PROVIDED DATA:
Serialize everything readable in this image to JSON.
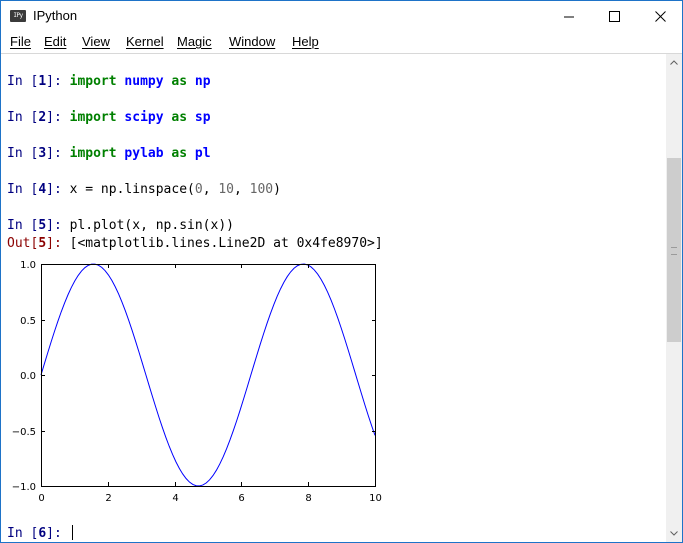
{
  "window": {
    "title": "IPython",
    "app_icon_text": "IPy",
    "icons": {
      "app": "ipython-icon",
      "minimize": "minimize-icon",
      "maximize": "maximize-icon",
      "close": "close-icon"
    }
  },
  "menu": [
    "File",
    "Edit",
    "View",
    "Kernel",
    "Magic",
    "Window",
    "Help"
  ],
  "console": {
    "cells": [
      {
        "prompt": "In [",
        "num": "1",
        "suffix": "]: ",
        "kw": "import",
        "mod": "numpy",
        "as": "as",
        "alias": "np"
      },
      {
        "prompt": "In [",
        "num": "2",
        "suffix": "]: ",
        "kw": "import",
        "mod": "scipy",
        "as": "as",
        "alias": "sp"
      },
      {
        "prompt": "In [",
        "num": "3",
        "suffix": "]: ",
        "kw": "import",
        "mod": "pylab",
        "as": "as",
        "alias": "pl"
      }
    ],
    "in4": {
      "prompt": "In [",
      "num": "4",
      "suffix": "]: ",
      "code_a": "x = np.linspace(",
      "n1": "0",
      "c1": ", ",
      "n2": "10",
      "c2": ", ",
      "n3": "100",
      "code_b": ")"
    },
    "in5": {
      "prompt": "In [",
      "num": "5",
      "suffix": "]: ",
      "code": "pl.plot(x, np.sin(x))"
    },
    "out5": {
      "prompt": "Out[",
      "num": "5",
      "suffix": "]: ",
      "text": "[<matplotlib.lines.Line2D at 0x4fe8970>]"
    },
    "in6": {
      "prompt": "In [",
      "num": "6",
      "suffix": "]: "
    }
  },
  "chart_data": {
    "type": "line",
    "function": "sin(x)",
    "x_start": 0,
    "x_end": 10,
    "num_points": 100,
    "xlim": [
      0,
      10
    ],
    "ylim": [
      -1.0,
      1.0
    ],
    "xticks": [
      "0",
      "2",
      "4",
      "6",
      "8",
      "10"
    ],
    "yticks": [
      "1.0",
      "0.5",
      "0.0",
      "−0.5",
      "−1.0"
    ],
    "series": [
      {
        "color": "#0000ff"
      }
    ],
    "grid": false
  },
  "scrollbar": {
    "icons": {
      "up": "scroll-up-arrow-icon",
      "down": "scroll-down-arrow-icon"
    }
  }
}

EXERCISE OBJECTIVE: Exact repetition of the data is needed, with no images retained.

PROBLEM SOLUTION:
Serialize everything readable in this image to JSON.
{
  "window": {
    "title": "IPython",
    "app_icon_text": "IPy",
    "icons": {
      "app": "ipython-icon",
      "minimize": "minimize-icon",
      "maximize": "maximize-icon",
      "close": "close-icon"
    }
  },
  "menu": [
    "File",
    "Edit",
    "View",
    "Kernel",
    "Magic",
    "Window",
    "Help"
  ],
  "console": {
    "cells": [
      {
        "prompt": "In [",
        "num": "1",
        "suffix": "]: ",
        "kw": "import",
        "mod": "numpy",
        "as": "as",
        "alias": "np"
      },
      {
        "prompt": "In [",
        "num": "2",
        "suffix": "]: ",
        "kw": "import",
        "mod": "scipy",
        "as": "as",
        "alias": "sp"
      },
      {
        "prompt": "In [",
        "num": "3",
        "suffix": "]: ",
        "kw": "import",
        "mod": "pylab",
        "as": "as",
        "alias": "pl"
      }
    ],
    "in4": {
      "prompt": "In [",
      "num": "4",
      "suffix": "]: ",
      "code_a": "x = np.linspace(",
      "n1": "0",
      "c1": ", ",
      "n2": "10",
      "c2": ", ",
      "n3": "100",
      "code_b": ")"
    },
    "in5": {
      "prompt": "In [",
      "num": "5",
      "suffix": "]: ",
      "code": "pl.plot(x, np.sin(x))"
    },
    "out5": {
      "prompt": "Out[",
      "num": "5",
      "suffix": "]: ",
      "text": "[<matplotlib.lines.Line2D at 0x4fe8970>]"
    },
    "in6": {
      "prompt": "In [",
      "num": "6",
      "suffix": "]: "
    }
  },
  "chart_data": {
    "type": "line",
    "function": "sin(x)",
    "x_start": 0,
    "x_end": 10,
    "num_points": 100,
    "xlim": [
      0,
      10
    ],
    "ylim": [
      -1.0,
      1.0
    ],
    "xticks": [
      "0",
      "2",
      "4",
      "6",
      "8",
      "10"
    ],
    "yticks": [
      "1.0",
      "0.5",
      "0.0",
      "−0.5",
      "−1.0"
    ],
    "series": [
      {
        "color": "#0000ff"
      }
    ],
    "grid": false
  },
  "scrollbar": {
    "icons": {
      "up": "scroll-up-arrow-icon",
      "down": "scroll-down-arrow-icon"
    }
  }
}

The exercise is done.